A: At this time, everybody is being shifted to the new format. But as you can tell from the chart above, every IAP investor will continue to have a substantial share of their balance in the Oregon Public Employees Retirement Fund. Again, OPERF is highly diversified. It just isn’t built with your individual needs and personal retirement date in mind. 


Q: When will performance data be available for the IAP Target Date Funds?

 A: You can check your IAP account balance any time at IAP.Voya.com, however, returns (earnings or losses) are applied to accounts once on an annual basis, typically in the spring of the following year. If you are curious and want to know more often the performance of the funds, quarterly fact sheets will be available as of the first quarter of 2018 on our website at www.oregon.gov/treasury.

Q: In addition to OPERF, what will the other funds in the IAP Target Date Funds be?

A: The funds will be from State Street Global Advisors. 

State Street Russell All Cap Index Fund

State Street Global All Cap Equity Ex U.S. Index Fund

State Street U.S. Bond Index Fund

State Street 1-10 Year U.S. Treasury Inflation Protected Securities (TIPS) Index Fund

State Street U.S. Short-Term Government/Credit Bond Index Fund

Q: I understand that Target Date Funds are good for older workers. But I’m a younger worker. How do they help me?

A: Target date funds that are furthest away from their target dates are primarily invested in growth-oriented strategies (including stocks, private equity, real estate and other alternatives) that emphasize the earnings potential needed to build your retirement account balance over the long term. For the IAP custom target date funds, workers who are younger than 45 will have exposure to OPERF plus additional stock funds, which will make their accounts more aggressive.

To use a baseball metaphor, earlier in your career you swing for the fences more often.

Q: How will the shift to IAPs impact my payment options at retirement?

A: All payment options will remain the same. When you retire, you can receive your IAP account balance as a lump-sum payment or installment payments over a 5, 10, 15, or 20-year period. The PERS agency can help you with questions about payment options.

Q: How will this change impact current retirees receiving IAP installment payments?

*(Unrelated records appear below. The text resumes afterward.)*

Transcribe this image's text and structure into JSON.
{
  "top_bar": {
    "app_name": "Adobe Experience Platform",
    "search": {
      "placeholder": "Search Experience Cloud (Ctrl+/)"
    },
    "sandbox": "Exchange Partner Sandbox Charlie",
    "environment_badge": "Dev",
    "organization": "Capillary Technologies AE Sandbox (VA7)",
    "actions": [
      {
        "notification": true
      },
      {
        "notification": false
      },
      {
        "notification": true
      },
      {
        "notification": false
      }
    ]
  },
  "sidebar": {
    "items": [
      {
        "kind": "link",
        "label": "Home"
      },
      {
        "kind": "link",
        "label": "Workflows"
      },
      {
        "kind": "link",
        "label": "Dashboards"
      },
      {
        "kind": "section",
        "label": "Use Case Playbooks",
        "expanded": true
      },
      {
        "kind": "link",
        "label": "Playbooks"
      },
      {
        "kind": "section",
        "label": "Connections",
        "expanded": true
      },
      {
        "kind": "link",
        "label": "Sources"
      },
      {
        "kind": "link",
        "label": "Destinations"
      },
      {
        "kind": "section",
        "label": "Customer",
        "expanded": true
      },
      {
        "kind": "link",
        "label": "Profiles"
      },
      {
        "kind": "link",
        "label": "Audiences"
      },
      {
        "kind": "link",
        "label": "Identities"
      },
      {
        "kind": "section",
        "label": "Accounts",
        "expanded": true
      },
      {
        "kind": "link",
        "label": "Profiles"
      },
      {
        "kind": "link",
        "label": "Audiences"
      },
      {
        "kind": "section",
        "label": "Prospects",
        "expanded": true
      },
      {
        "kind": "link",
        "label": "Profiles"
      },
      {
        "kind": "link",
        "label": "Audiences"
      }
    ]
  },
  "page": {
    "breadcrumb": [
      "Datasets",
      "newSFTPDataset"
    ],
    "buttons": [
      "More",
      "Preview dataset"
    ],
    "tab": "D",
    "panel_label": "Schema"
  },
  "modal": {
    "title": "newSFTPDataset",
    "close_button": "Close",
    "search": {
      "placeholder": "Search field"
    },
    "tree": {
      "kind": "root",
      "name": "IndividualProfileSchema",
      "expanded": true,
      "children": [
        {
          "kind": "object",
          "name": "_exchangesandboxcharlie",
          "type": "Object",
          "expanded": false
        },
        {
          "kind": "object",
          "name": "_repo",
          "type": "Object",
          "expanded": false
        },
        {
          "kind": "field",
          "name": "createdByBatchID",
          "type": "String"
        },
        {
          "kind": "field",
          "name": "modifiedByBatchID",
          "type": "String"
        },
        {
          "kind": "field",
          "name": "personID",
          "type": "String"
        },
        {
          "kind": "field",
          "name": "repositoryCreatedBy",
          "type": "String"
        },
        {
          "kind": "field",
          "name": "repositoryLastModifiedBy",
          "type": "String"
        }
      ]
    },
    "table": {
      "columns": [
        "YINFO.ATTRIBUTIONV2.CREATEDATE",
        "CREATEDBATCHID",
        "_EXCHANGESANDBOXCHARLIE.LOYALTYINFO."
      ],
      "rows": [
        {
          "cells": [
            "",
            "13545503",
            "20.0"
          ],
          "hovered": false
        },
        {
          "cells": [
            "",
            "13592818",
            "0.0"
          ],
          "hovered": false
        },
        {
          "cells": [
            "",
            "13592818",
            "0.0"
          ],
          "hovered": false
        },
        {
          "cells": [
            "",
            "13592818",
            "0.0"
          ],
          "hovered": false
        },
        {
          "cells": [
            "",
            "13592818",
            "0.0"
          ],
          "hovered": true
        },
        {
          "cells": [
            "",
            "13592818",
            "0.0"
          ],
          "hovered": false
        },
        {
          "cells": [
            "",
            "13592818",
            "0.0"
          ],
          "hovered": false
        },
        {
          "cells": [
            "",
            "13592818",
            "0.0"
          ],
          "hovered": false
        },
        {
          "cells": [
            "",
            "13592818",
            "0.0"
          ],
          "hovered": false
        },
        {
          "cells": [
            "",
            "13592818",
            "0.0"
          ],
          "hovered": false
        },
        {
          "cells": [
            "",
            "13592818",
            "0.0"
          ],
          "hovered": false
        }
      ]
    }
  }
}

A: If you are currently receiving IAP installment payments, or choose to receive IAP installment payments at retirement, then under the new IAP TDF investment strategy, your IAP account balance will be placed in the “IAP Retirement Allocation Fund.” This fund is designed to help preserve existing account balances, which may lead to a more predictable payment stream.

The PERS agency can answer specific questions about IAP payments.

Q: Who is AllianceBernstein L.P. and what is their role in the IAP transition?

The Oregon State Treasury, under direction of the Oregon Investment Council, selected AllianceBernstein to help manage the custom series of target date funds. In this role, AllianceBernstein designs, monitors and adjusts the Fund’s asset mix. The money will not be invested in AllianceBernstein funds. The firm was selected because it specializes in target date fund development. It provides global perspective, independent research and investment discipline across all asset classes.

Q: How can I learn more about public trust fund investments?

You can visit the Oregon Treasury website at www.Oregon.gov/Treasury. In addition, you can read our twice-yearly newsletter, called “Invested for You.” 

You can access it at http://www.oregon.gov/treasury/Newsroom/Pages/Invested-for-You-newsletter.aspx

Thank you again for learning more about the changes to improve the risk profile of your IAP. If you have additional questions about investments, please contact us at the Oregon State Treasury